Over 40 months of follow-up, the researchers found that those who received both devices experienced a 29 percent reduction in their symptoms, compared with patients who did not receive the resynchronization device.
In addition, there was a 27 percent reduction in deaths and heart failure hospitalizations among those who also had a CRT-D, they found.
More than 22 million people worldwide, including 6 million patients in the United States, suffer from heart failure. These patients' hearts cannot adequately pump blood through the body. And although deaths from heart disease have fallen over the last three decades, the death rate for heart failure is rising, the researchers said. Treating heart failure is also expensive, costing an estimated $40 billion each year in the United States alone, they noted.
In cardiac-resynchronization therapy, a stopwatch-sized device is implanted in the upper chest to resynchronize the contractions of the heart's upper chambers, called ventricles. This is done by sending electrical impulses to the heart muscle. Resynchronizing the contractions of the ventricles can help the heart pump blood throughout the body more efficiently.
A CRT-D can cost as much $35,000, or roughly $7,500 more than an ICD. About 650,000 Americans currently have either a CRT-D or an ICD, according to Medtronic spokeswoman Catherine Peloquin.

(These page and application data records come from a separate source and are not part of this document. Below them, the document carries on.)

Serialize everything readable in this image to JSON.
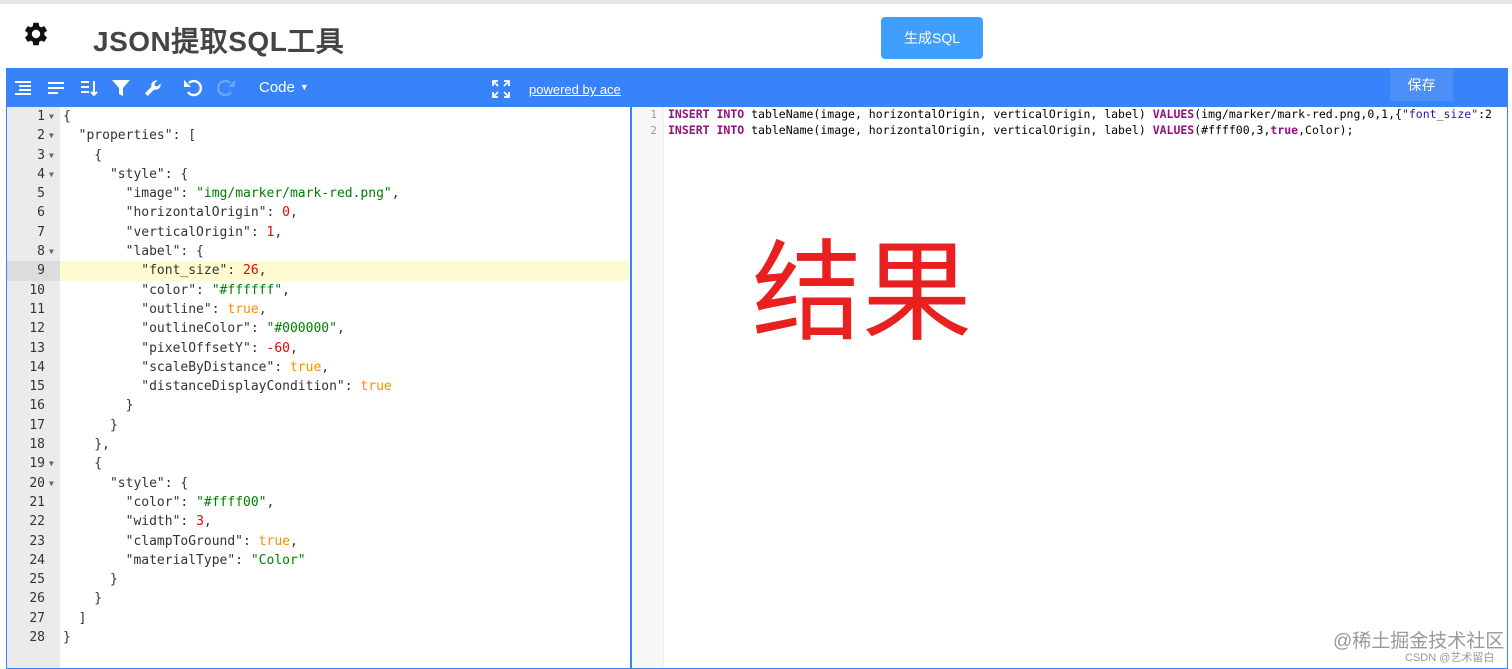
{
  "header": {
    "title": "JSON提取SQL工具",
    "generate_button": "生成SQL"
  },
  "left_editor": {
    "menubar": {
      "icons": [
        "format-icon",
        "compact-icon",
        "sort-icon",
        "filter-icon",
        "repair-icon",
        "undo-icon",
        "redo-icon"
      ],
      "mode_label": "Code",
      "fullscreen_icon": "fullscreen-icon",
      "powered_by": "powered by ace"
    },
    "active_line": 9,
    "lines": [
      {
        "n": "1",
        "fold": true,
        "tokens": [
          {
            "t": "{",
            "c": "k"
          }
        ]
      },
      {
        "n": "2",
        "fold": true,
        "tokens": [
          {
            "t": "  \"properties\": [",
            "c": "k"
          }
        ]
      },
      {
        "n": "3",
        "fold": true,
        "tokens": [
          {
            "t": "    {",
            "c": "k"
          }
        ]
      },
      {
        "n": "4",
        "fold": true,
        "tokens": [
          {
            "t": "      \"style\": {",
            "c": "k"
          }
        ]
      },
      {
        "n": "5",
        "fold": false,
        "tokens": [
          {
            "t": "        \"image\": ",
            "c": "k"
          },
          {
            "t": "\"img/marker/mark-red.png\"",
            "c": "s"
          },
          {
            "t": ",",
            "c": "k"
          }
        ]
      },
      {
        "n": "6",
        "fold": false,
        "tokens": [
          {
            "t": "        \"horizontalOrigin\": ",
            "c": "k"
          },
          {
            "t": "0",
            "c": "n"
          },
          {
            "t": ",",
            "c": "k"
          }
        ]
      },
      {
        "n": "7",
        "fold": false,
        "tokens": [
          {
            "t": "        \"verticalOrigin\": ",
            "c": "k"
          },
          {
            "t": "1",
            "c": "n"
          },
          {
            "t": ",",
            "c": "k"
          }
        ]
      },
      {
        "n": "8",
        "fold": true,
        "tokens": [
          {
            "t": "        \"label\": {",
            "c": "k"
          }
        ]
      },
      {
        "n": "9",
        "fold": false,
        "tokens": [
          {
            "t": "          \"font_size\": ",
            "c": "k"
          },
          {
            "t": "26",
            "c": "n"
          },
          {
            "t": ",",
            "c": "k"
          }
        ]
      },
      {
        "n": "10",
        "fold": false,
        "tokens": [
          {
            "t": "          \"color\": ",
            "c": "k"
          },
          {
            "t": "\"#ffffff\"",
            "c": "s"
          },
          {
            "t": ",",
            "c": "k"
          }
        ]
      },
      {
        "n": "11",
        "fold": false,
        "tokens": [
          {
            "t": "          \"outline\": ",
            "c": "k"
          },
          {
            "t": "true",
            "c": "b"
          },
          {
            "t": ",",
            "c": "k"
          }
        ]
      },
      {
        "n": "12",
        "fold": false,
        "tokens": [
          {
            "t": "          \"outlineColor\": ",
            "c": "k"
          },
          {
            "t": "\"#000000\"",
            "c": "s"
          },
          {
            "t": ",",
            "c": "k"
          }
        ]
      },
      {
        "n": "13",
        "fold": false,
        "tokens": [
          {
            "t": "          \"pixelOffsetY\": ",
            "c": "k"
          },
          {
            "t": "-60",
            "c": "n"
          },
          {
            "t": ",",
            "c": "k"
          }
        ]
      },
      {
        "n": "14",
        "fold": false,
        "tokens": [
          {
            "t": "          \"scaleByDistance\": ",
            "c": "k"
          },
          {
            "t": "true",
            "c": "b"
          },
          {
            "t": ",",
            "c": "k"
          }
        ]
      },
      {
        "n": "15",
        "fold": false,
        "tokens": [
          {
            "t": "          \"distanceDisplayCondition\": ",
            "c": "k"
          },
          {
            "t": "true",
            "c": "b"
          }
        ]
      },
      {
        "n": "16",
        "fold": false,
        "tokens": [
          {
            "t": "        }",
            "c": "k"
          }
        ]
      },
      {
        "n": "17",
        "fold": false,
        "tokens": [
          {
            "t": "      }",
            "c": "k"
          }
        ]
      },
      {
        "n": "18",
        "fold": false,
        "tokens": [
          {
            "t": "    },",
            "c": "k"
          }
        ]
      },
      {
        "n": "19",
        "fold": true,
        "tokens": [
          {
            "t": "    {",
            "c": "k"
          }
        ]
      },
      {
        "n": "20",
        "fold": true,
        "tokens": [
          {
            "t": "      \"style\": {",
            "c": "k"
          }
        ]
      },
      {
        "n": "21",
        "fold": false,
        "tokens": [
          {
            "t": "        \"color\": ",
            "c": "k"
          },
          {
            "t": "\"#ffff00\"",
            "c": "s"
          },
          {
            "t": ",",
            "c": "k"
          }
        ]
      },
      {
        "n": "22",
        "fold": false,
        "tokens": [
          {
            "t": "        \"width\": ",
            "c": "k"
          },
          {
            "t": "3",
            "c": "n"
          },
          {
            "t": ",",
            "c": "k"
          }
        ]
      },
      {
        "n": "23",
        "fold": false,
        "tokens": [
          {
            "t": "        \"clampToGround\": ",
            "c": "k"
          },
          {
            "t": "true",
            "c": "b"
          },
          {
            "t": ",",
            "c": "k"
          }
        ]
      },
      {
        "n": "24",
        "fold": false,
        "tokens": [
          {
            "t": "        \"materialType\": ",
            "c": "k"
          },
          {
            "t": "\"Color\"",
            "c": "s"
          }
        ]
      },
      {
        "n": "25",
        "fold": false,
        "tokens": [
          {
            "t": "      }",
            "c": "k"
          }
        ]
      },
      {
        "n": "26",
        "fold": false,
        "tokens": [
          {
            "t": "    }",
            "c": "k"
          }
        ]
      },
      {
        "n": "27",
        "fold": false,
        "tokens": [
          {
            "t": "  ]",
            "c": "k"
          }
        ]
      },
      {
        "n": "28",
        "fold": false,
        "tokens": [
          {
            "t": "}",
            "c": "k"
          }
        ]
      }
    ]
  },
  "right_editor": {
    "save_button": "保存",
    "lines": [
      {
        "n": "1",
        "tokens": [
          {
            "t": "INSERT",
            "c": "kw"
          },
          {
            "t": " ",
            "c": "nm"
          },
          {
            "t": "INTO",
            "c": "kw"
          },
          {
            "t": " tableName(image, horizontalOrigin, verticalOrigin, label) ",
            "c": "nm"
          },
          {
            "t": "VALUES",
            "c": "kw"
          },
          {
            "t": "(img/marker/mark-red.png,0,1,{",
            "c": "nm"
          },
          {
            "t": "\"font_size\"",
            "c": "str"
          },
          {
            "t": ":2",
            "c": "nm"
          }
        ]
      },
      {
        "n": "2",
        "tokens": [
          {
            "t": "INSERT",
            "c": "kw"
          },
          {
            "t": " ",
            "c": "nm"
          },
          {
            "t": "INTO",
            "c": "kw"
          },
          {
            "t": " tableName(image, horizontalOrigin, verticalOrigin, label) ",
            "c": "nm"
          },
          {
            "t": "VALUES",
            "c": "kw"
          },
          {
            "t": "(#ffff00,3,",
            "c": "nm"
          },
          {
            "t": "true",
            "c": "kw"
          },
          {
            "t": ",Color);",
            "c": "nm"
          }
        ]
      }
    ],
    "annotation": "结果"
  },
  "watermark": {
    "main": "@稀土掘金技术社区",
    "sub": "CSDN @艺术留白"
  },
  "colors": {
    "menubar": "#3883fa",
    "button": "#409eff",
    "annotation": "#e82020"
  }
}
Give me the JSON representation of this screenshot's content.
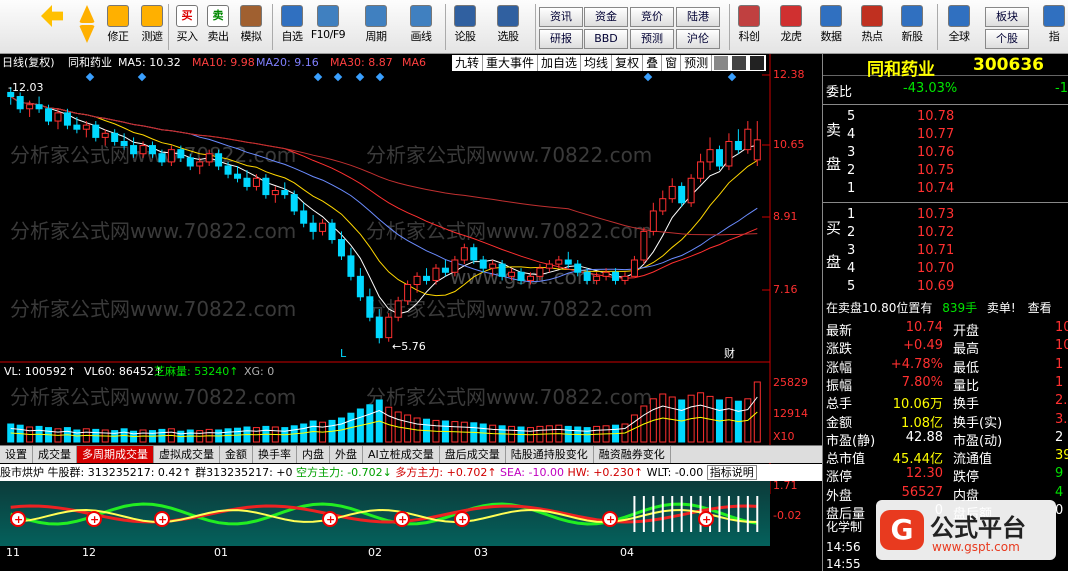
{
  "toolbar": {
    "buttons": [
      "修正",
      "测遮",
      "买入",
      "卖出",
      "模拟",
      "自选",
      "F10/F9",
      "周期",
      "画线",
      "论股",
      "选股",
      "科创",
      "龙虎",
      "数据",
      "热点",
      "新股",
      "全球",
      "指"
    ],
    "small": [
      "资讯",
      "资金",
      "竞价",
      "陆港",
      "研报",
      "BBD",
      "预测",
      "沪伦",
      "板块",
      "个股"
    ],
    "red_char_buy": "买",
    "green_char_sell": "卖"
  },
  "chart": {
    "title_bar": {
      "mode": "日线(复权)",
      "name": "同和药业",
      "ma5": "MA5: 10.32",
      "ma10": "MA10: 9.98",
      "ma20": "MA20: 9.16",
      "ma30": "MA30: 8.87",
      "ma6": "MA6"
    },
    "menu": [
      "九转",
      "重大事件",
      "加自选",
      "均线",
      "复权",
      "叠",
      "窗",
      "预测"
    ],
    "price_axis": [
      "12.38",
      "10.65",
      "8.91",
      "7.16"
    ],
    "marks": {
      "high": "12.03",
      "low": "5.76",
      "L": "L",
      "cai": "财"
    },
    "volume": {
      "vl": "VL: 100592↑",
      "vl60": "VL60: 86452↑",
      "zhima": "芝麻量: 53240↑",
      "xg": "XG: 0",
      "axis1": "25829",
      "axis2": "12914",
      "axis3": "X10"
    },
    "tabs": [
      "设置",
      "成交量",
      "多周期成交量",
      "虚拟成交量",
      "金额",
      "换手率",
      "内盘",
      "外盘",
      "AI立桩成交量",
      "盘后成交量",
      "陆股通持股变化",
      "融资融券变化"
    ],
    "active_tab": "多周期成交量",
    "indicator": {
      "name": "股市烘炉",
      "bull": "牛股群: 313235217: 0.42↑",
      "group": "群313235217: +0",
      "empty": "空方主力: -0.702↓",
      "multi": "多方主力: +0.702↑",
      "sea": "SEA: -10.00",
      "hw": "HW: +0.230↑",
      "wlt": "WLT: -0.00",
      "desc": "指标说明",
      "axis1": "1.71",
      "axis2": "-0.02"
    },
    "dates": [
      "11",
      "12",
      "01",
      "02",
      "03",
      "04"
    ],
    "watermark": "分析家公式网www.70822.com",
    "watermark2": "www.gspt.com"
  },
  "quote": {
    "name": "同和药业",
    "code": "300636",
    "weibi_label": "委比",
    "weibi": "-43.03%",
    "weibi2": "-1",
    "sell_label": [
      "卖",
      "盘"
    ],
    "buy_label": [
      "买",
      "盘"
    ],
    "sells": [
      [
        "5",
        "10.78"
      ],
      [
        "4",
        "10.77"
      ],
      [
        "3",
        "10.76"
      ],
      [
        "2",
        "10.75"
      ],
      [
        "1",
        "10.74"
      ]
    ],
    "buys": [
      [
        "1",
        "10.73"
      ],
      [
        "2",
        "10.72"
      ],
      [
        "3",
        "10.71"
      ],
      [
        "4",
        "10.70"
      ],
      [
        "5",
        "10.69"
      ]
    ],
    "info_line": "在卖盘10.80位置有",
    "info_qty": "839手",
    "info_sell": "卖单!",
    "info_view": "查看",
    "rows": [
      [
        "最新",
        "10.74",
        "开盘",
        "10"
      ],
      [
        "涨跌",
        "+0.49",
        "最高",
        "10"
      ],
      [
        "涨幅",
        "+4.78%",
        "最低",
        "1"
      ],
      [
        "振幅",
        "7.80%",
        "量比",
        "1"
      ],
      [
        "总手",
        "10.06万",
        "换手",
        "2."
      ],
      [
        "金额",
        "1.08亿",
        "换手(实)",
        "3."
      ],
      [
        "市盈(静)",
        "42.88",
        "市盈(动)",
        "2"
      ],
      [
        "总市值",
        "45.44亿",
        "流通值",
        "39."
      ],
      [
        "涨停",
        "12.30",
        "跌停",
        "9"
      ],
      [
        "外盘",
        "56527",
        "内盘",
        "4"
      ],
      [
        "盘后量",
        "0",
        "盘后额",
        "0"
      ]
    ],
    "bottom1": "化学制",
    "bottom2": "14:56",
    "bottom3": "14:55"
  },
  "logo": {
    "text": "公式平台",
    "url": "www.gspt.com"
  },
  "chart_data": {
    "type": "candlestick",
    "ylim": [
      5.5,
      12.4
    ],
    "candles": [
      [
        11.9,
        12.03,
        11.6,
        11.8
      ],
      [
        11.8,
        11.9,
        11.4,
        11.5
      ],
      [
        11.5,
        11.7,
        11.3,
        11.6
      ],
      [
        11.6,
        11.8,
        11.4,
        11.5
      ],
      [
        11.5,
        11.6,
        11.1,
        11.2
      ],
      [
        11.2,
        11.5,
        11.0,
        11.4
      ],
      [
        11.4,
        11.5,
        11.0,
        11.1
      ],
      [
        11.1,
        11.3,
        10.9,
        11.0
      ],
      [
        11.0,
        11.2,
        10.8,
        11.1
      ],
      [
        11.1,
        11.2,
        10.7,
        10.8
      ],
      [
        10.8,
        11.0,
        10.6,
        10.9
      ],
      [
        10.9,
        11.0,
        10.6,
        10.7
      ],
      [
        10.7,
        10.9,
        10.5,
        10.6
      ],
      [
        10.6,
        10.8,
        10.3,
        10.4
      ],
      [
        10.4,
        10.7,
        10.3,
        10.6
      ],
      [
        10.6,
        10.7,
        10.3,
        10.4
      ],
      [
        10.4,
        10.5,
        10.1,
        10.2
      ],
      [
        10.2,
        10.6,
        10.1,
        10.5
      ],
      [
        10.5,
        10.6,
        10.2,
        10.3
      ],
      [
        10.3,
        10.4,
        10.0,
        10.1
      ],
      [
        10.1,
        10.3,
        9.9,
        10.2
      ],
      [
        10.2,
        10.5,
        10.1,
        10.4
      ],
      [
        10.4,
        10.5,
        10.0,
        10.1
      ],
      [
        10.1,
        10.2,
        9.8,
        9.9
      ],
      [
        9.9,
        10.1,
        9.7,
        9.8
      ],
      [
        9.8,
        10.0,
        9.5,
        9.6
      ],
      [
        9.6,
        9.9,
        9.5,
        9.8
      ],
      [
        9.8,
        9.9,
        9.3,
        9.4
      ],
      [
        9.4,
        9.6,
        9.2,
        9.5
      ],
      [
        9.5,
        9.7,
        9.3,
        9.4
      ],
      [
        9.4,
        9.5,
        8.9,
        9.0
      ],
      [
        9.0,
        9.2,
        8.6,
        8.7
      ],
      [
        8.7,
        8.9,
        8.3,
        8.5
      ],
      [
        8.5,
        8.8,
        8.4,
        8.7
      ],
      [
        8.7,
        8.8,
        8.2,
        8.3
      ],
      [
        8.3,
        8.5,
        7.8,
        7.9
      ],
      [
        7.9,
        8.1,
        7.3,
        7.4
      ],
      [
        7.4,
        7.6,
        6.8,
        6.9
      ],
      [
        6.9,
        7.1,
        6.3,
        6.4
      ],
      [
        6.4,
        6.6,
        5.76,
        5.9
      ],
      [
        5.9,
        6.5,
        5.8,
        6.4
      ],
      [
        6.4,
        6.9,
        6.3,
        6.8
      ],
      [
        6.8,
        7.3,
        6.7,
        7.2
      ],
      [
        7.2,
        7.5,
        7.0,
        7.4
      ],
      [
        7.4,
        7.6,
        7.2,
        7.3
      ],
      [
        7.3,
        7.7,
        7.2,
        7.6
      ],
      [
        7.6,
        7.8,
        7.4,
        7.5
      ],
      [
        7.5,
        7.9,
        7.4,
        7.8
      ],
      [
        7.8,
        8.2,
        7.7,
        8.1
      ],
      [
        8.1,
        8.2,
        7.7,
        7.8
      ],
      [
        7.8,
        7.9,
        7.5,
        7.6
      ],
      [
        7.6,
        7.8,
        7.4,
        7.7
      ],
      [
        7.7,
        7.8,
        7.3,
        7.4
      ],
      [
        7.4,
        7.6,
        7.3,
        7.5
      ],
      [
        7.5,
        7.6,
        7.2,
        7.3
      ],
      [
        7.3,
        7.5,
        7.2,
        7.4
      ],
      [
        7.4,
        7.7,
        7.3,
        7.6
      ],
      [
        7.6,
        7.8,
        7.5,
        7.7
      ],
      [
        7.7,
        7.9,
        7.6,
        7.8
      ],
      [
        7.8,
        8.0,
        7.6,
        7.7
      ],
      [
        7.7,
        7.8,
        7.4,
        7.5
      ],
      [
        7.5,
        7.6,
        7.2,
        7.3
      ],
      [
        7.3,
        7.5,
        7.2,
        7.4
      ],
      [
        7.4,
        7.6,
        7.3,
        7.5
      ],
      [
        7.5,
        7.6,
        7.2,
        7.3
      ],
      [
        7.3,
        7.5,
        7.2,
        7.4
      ],
      [
        7.4,
        7.9,
        7.4,
        7.8
      ],
      [
        7.8,
        8.6,
        7.7,
        8.5
      ],
      [
        8.5,
        9.2,
        8.4,
        9.0
      ],
      [
        9.0,
        9.5,
        8.9,
        9.3
      ],
      [
        9.3,
        9.8,
        9.2,
        9.6
      ],
      [
        9.6,
        9.7,
        9.1,
        9.2
      ],
      [
        9.2,
        9.9,
        9.1,
        9.8
      ],
      [
        9.8,
        10.4,
        9.7,
        10.2
      ],
      [
        10.2,
        10.8,
        10.0,
        10.5
      ],
      [
        10.5,
        10.6,
        10.0,
        10.1
      ],
      [
        10.1,
        10.9,
        10.0,
        10.7
      ],
      [
        10.7,
        11.0,
        10.4,
        10.5
      ],
      [
        10.5,
        11.2,
        10.4,
        11.0
      ],
      [
        10.25,
        11.2,
        10.1,
        10.74
      ]
    ],
    "volumes": [
      30,
      28,
      25,
      26,
      24,
      22,
      24,
      20,
      22,
      21,
      20,
      19,
      22,
      18,
      20,
      19,
      21,
      22,
      18,
      20,
      19,
      21,
      20,
      22,
      23,
      25,
      24,
      26,
      25,
      24,
      27,
      30,
      35,
      33,
      36,
      40,
      48,
      55,
      62,
      70,
      58,
      50,
      45,
      40,
      38,
      36,
      35,
      34,
      33,
      32,
      30,
      28,
      27,
      26,
      25,
      24,
      26,
      27,
      28,
      26,
      25,
      24,
      26,
      27,
      28,
      30,
      45,
      60,
      72,
      80,
      75,
      70,
      78,
      82,
      76,
      70,
      74,
      68,
      72,
      100
    ]
  }
}
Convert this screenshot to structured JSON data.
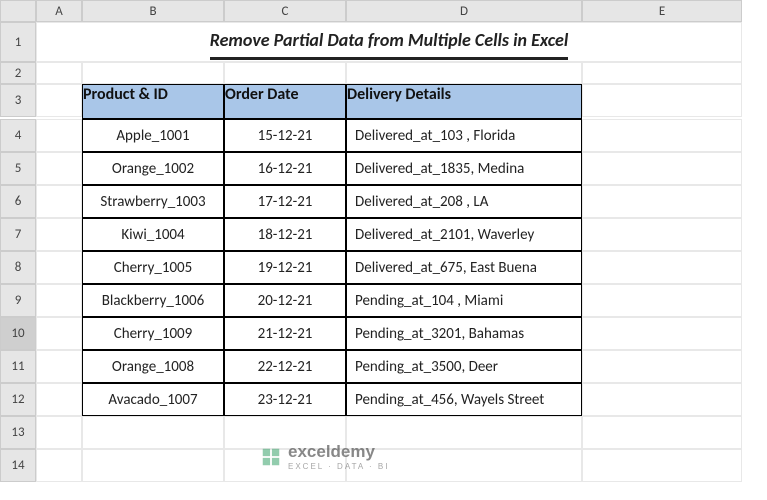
{
  "columns": [
    "A",
    "B",
    "C",
    "D",
    "E"
  ],
  "rows": [
    "1",
    "2",
    "3",
    "4",
    "5",
    "6",
    "7",
    "8",
    "9",
    "10",
    "11",
    "12",
    "13",
    "14"
  ],
  "selected_row": "10",
  "title": "Remove Partial Data from Multiple Cells in Excel",
  "headers": {
    "product": "Product & ID",
    "order": "Order Date",
    "delivery": "Delivery Details"
  },
  "data": [
    {
      "product": "Apple_1001",
      "order": "15-12-21",
      "delivery": "Delivered_at_103 , Florida"
    },
    {
      "product": "Orange_1002",
      "order": "16-12-21",
      "delivery": "Delivered_at_1835, Medina"
    },
    {
      "product": "Strawberry_1003",
      "order": "17-12-21",
      "delivery": "Delivered_at_208 , LA"
    },
    {
      "product": "Kiwi_1004",
      "order": "18-12-21",
      "delivery": "Delivered_at_2101, Waverley"
    },
    {
      "product": "Cherry_1005",
      "order": "19-12-21",
      "delivery": "Delivered_at_675, East Buena"
    },
    {
      "product": "Blackberry_1006",
      "order": "20-12-21",
      "delivery": "Pending_at_104 , Miami"
    },
    {
      "product": "Cherry_1009",
      "order": "21-12-21",
      "delivery": "Pending_at_3201, Bahamas"
    },
    {
      "product": "Orange_1008",
      "order": "22-12-21",
      "delivery": "Pending_at_3500, Deer"
    },
    {
      "product": "Avacado_1007",
      "order": "23-12-21",
      "delivery": "Pending_at_456, Wayels Street"
    }
  ],
  "watermark": {
    "brand": "exceldemy",
    "tagline": "EXCEL · DATA · BI"
  }
}
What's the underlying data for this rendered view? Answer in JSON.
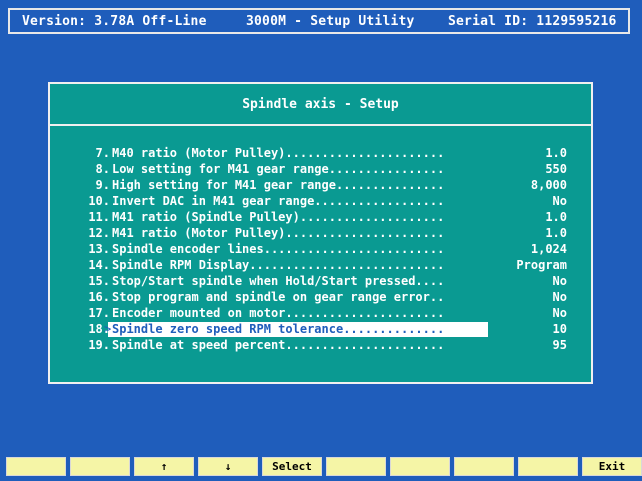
{
  "header": {
    "version": "Version: 3.78A Off-Line",
    "app": "3000M - Setup Utility",
    "serial": "Serial ID: 1129595216"
  },
  "panel": {
    "title": "Spindle axis - Setup",
    "rows": [
      {
        "num": "7.",
        "text": "M40 ratio (Motor Pulley)......................",
        "value": "1.0"
      },
      {
        "num": "8.",
        "text": "Low setting for M41 gear range................",
        "value": "550"
      },
      {
        "num": "9.",
        "text": "High setting for M41 gear range...............",
        "value": "8,000"
      },
      {
        "num": "10.",
        "text": "Invert DAC in M41 gear range..................",
        "value": "No"
      },
      {
        "num": "11.",
        "text": "M41 ratio (Spindle Pulley)....................",
        "value": "1.0"
      },
      {
        "num": "12.",
        "text": "M41 ratio (Motor Pulley)......................",
        "value": "1.0"
      },
      {
        "num": "13.",
        "text": "Spindle encoder lines.........................",
        "value": "1,024"
      },
      {
        "num": "14.",
        "text": "Spindle RPM Display...........................",
        "value": "Program"
      },
      {
        "num": "15.",
        "text": "Stop/Start spindle when Hold/Start pressed....",
        "value": "No"
      },
      {
        "num": "16.",
        "text": "Stop program and spindle on gear range error..",
        "value": "No"
      },
      {
        "num": "17.",
        "text": "Encoder mounted on motor......................",
        "value": "No"
      },
      {
        "num": "18.",
        "text": "Spindle zero speed RPM tolerance..............",
        "value": "10",
        "selected": true
      },
      {
        "num": "19.",
        "text": "Spindle at speed percent......................",
        "value": "95"
      }
    ]
  },
  "fkeys": [
    "",
    "",
    "↑",
    "↓",
    "Select",
    "",
    "",
    "",
    "",
    "Exit"
  ],
  "colors": {
    "background": "#1f5dbb",
    "panel": "#0a9a92",
    "fkey": "#f5f5a6",
    "highlight": "#ffffff"
  }
}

The study was partly funded by Medtronic of Canada, the maker of the device.
Dr. Arthur J. Moss, a professor of medicine at the University of Rochester School of Medicine and Dentistry, in Rochester, N.Y., and author of an accompanying journal editorial, said that "this is a major advance in the treatment and prevention of heart failure."
CRT-Ds will be used much more in the future, Moss said. "It's also going to be used for patients who are on the waiting list for heart transplants," he said. "It's also for patients who have impaired heart function and it will prevent them from developing heart failure."
Commenting on the study, Dr. Gregg Fonarow, American Heart Association spokesman and a professor of cardiology at the University of California, Los Angeles, said that "cardiac-resynchronization therapy alone or together with an implantable cardioverter-defibrillator has previously been shown to reduce mortality and hospitalizations in patients with moderate to severe heart failure."
Combined medical therapy and device therapy for patients with mild, moderate and severe heart failure can substantially improve survival and reduce the likelihood of hospitalization, he said. "The cumulative benefits offered to heart failure patients by evidence-based medication and device-based therapies are truly remarkable."
The meeting also produced another potentially positive development in heart failure treatment with the release on Sunday of a trial of the drug eplerenone (Inspra), conducted in Europe and led by Dr. Faiez Zannad of University of Nancy in Nancy, France. This trial was also reported in the New England Journal of Medicine.
In the study, more than 2,700 patients with chronic heart failure but mild symptoms were randomly chosen to receive up to 50 milligrams of eplerenone daily or a placebo, in addition to recommended therapy.
The results were so positive -- about 18 percent of patients on eplerenone dying from cardiovascular causes or being hospitalized for heart failure, versus almost 26 percent of those on a placebo -- that the trial was stopped prematurely at 21 months, the researchers reported.
Eplerenone is from a class of drugs called aldosterone antagonists, which also includes the cheaper medication spironolactone, according to a journal editorial written by Dr. Paul W. Armstrong of the University of Alberta, in Edmonton, Canada.
Zannad and his team "have added real value to the management of heart failure" with the release of the study results, Armstrong wrote. However, he questioned whether the results would have been as positive in patients who already had pacemakers or implanted defibrillators (as is recommended in current heart failure guidelines). Armstrong also wondered if the additional cost of eplerenone makes it a second choice for patients if they respond well to the less expensive spironolactone.
For more information on heart failure, visit the American Heart Association.